Hmmm, yes, indeed, I remember arresting that ruffian. It sure felt mahvalous to get that rapscallion and his dirty scowl off the street! I always carried a sweater just in case it got chilly or I needed to pat my high brow. In this arrest, I was just so thrilled that the scoundrel didn’t make me perspire (or even put out my pipe)! It was so nice to have that sketch artist capture the moment! What a dah-ling!
When Harvard-trained sociologist Peter Moskos entered the Baltimore Police Academy, back in 1999, his objective was simple: observe up-close the methods and culture of an American police department. He never planned on actually becoming a cop. But one day after Moskos arrived, the police commissioner who’d approved his project left office, and the new regime was not so accommodating. “Why don’t you become a cop for real?” he was asked—or rather, dared—by the interim commissioner, who was threatening to throw him out on his Ivy League butt. Six months later, the Princeton/Harvard alum had a badge and a gun, and was patrolling the graveyard shift of Baltimore’s high-crime Eastern District, the same drug-riddled streets that served as a setting for HBO’s The Wire. The result: Cop In the Hood: My Year Policing Baltimore’s Eastern District, Moskos’s book recounting his year in the ranks of the thin blue line.There's more. The whole Q & A can be found here.
VF Daily: Your background is not typical for a police officer. Did you take much flak from your fellow cops?
Peter Moskos: Actually, I found that I got surprisingly little flak from fellow cops about being a Harvard student. I got more shit from Harvard professors about being a cop.
What were your professors worried about?
Originally I wasn’t going to become a cop; traditional academics aren’t supposed to do that. [They’re supposed to observe, not participate.] So I think they felt I was pulling the bait and switch.
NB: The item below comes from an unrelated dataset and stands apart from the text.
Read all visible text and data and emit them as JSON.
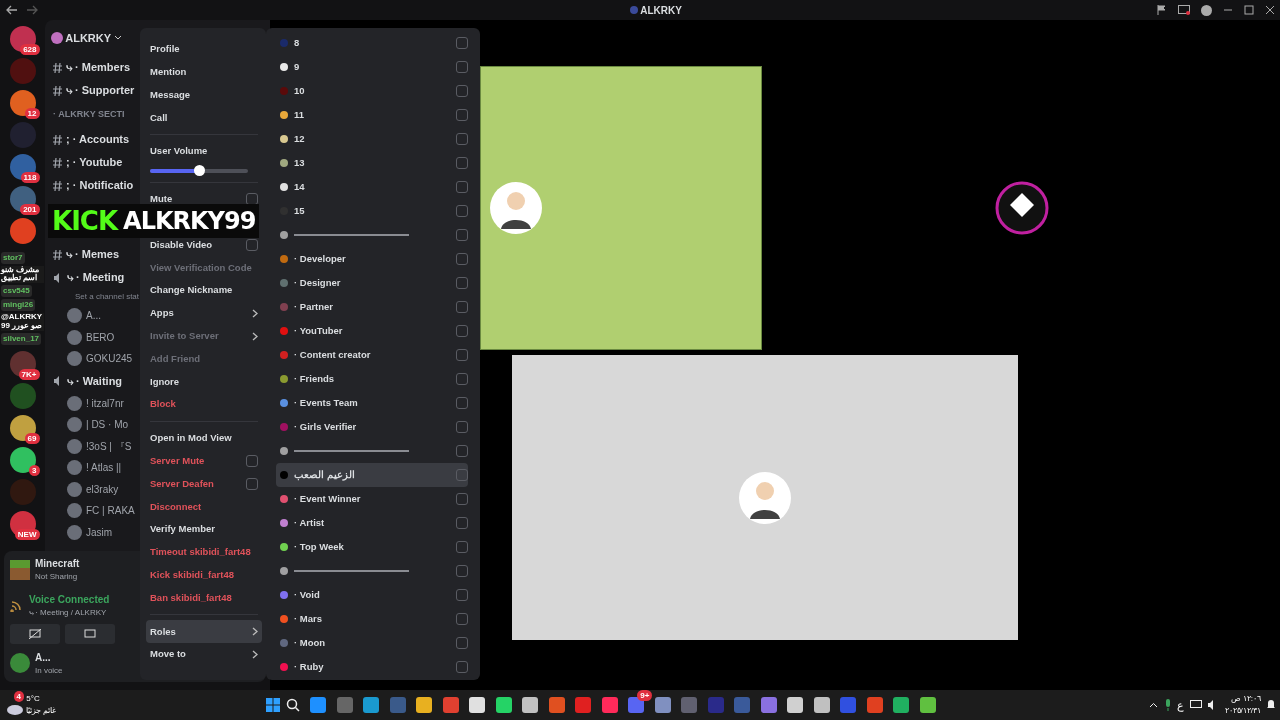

But some of it I think was just class snobbery: “You’re a Harvard student, you’re not supposed to become a cop. That’s a blue-collar job.”
The midnight shift in Baltimore’s Eastern District. That’s serious. Aside from the criminals you’d be dealing with, did you worry about encountering police corruption?
[The Eastern District] could be perceived as the heart of darkness of police culture, so yeah, I was worried about it, but I didn’t see any corruption. What I did find, however, is that the average cop has more integrity than the average professor.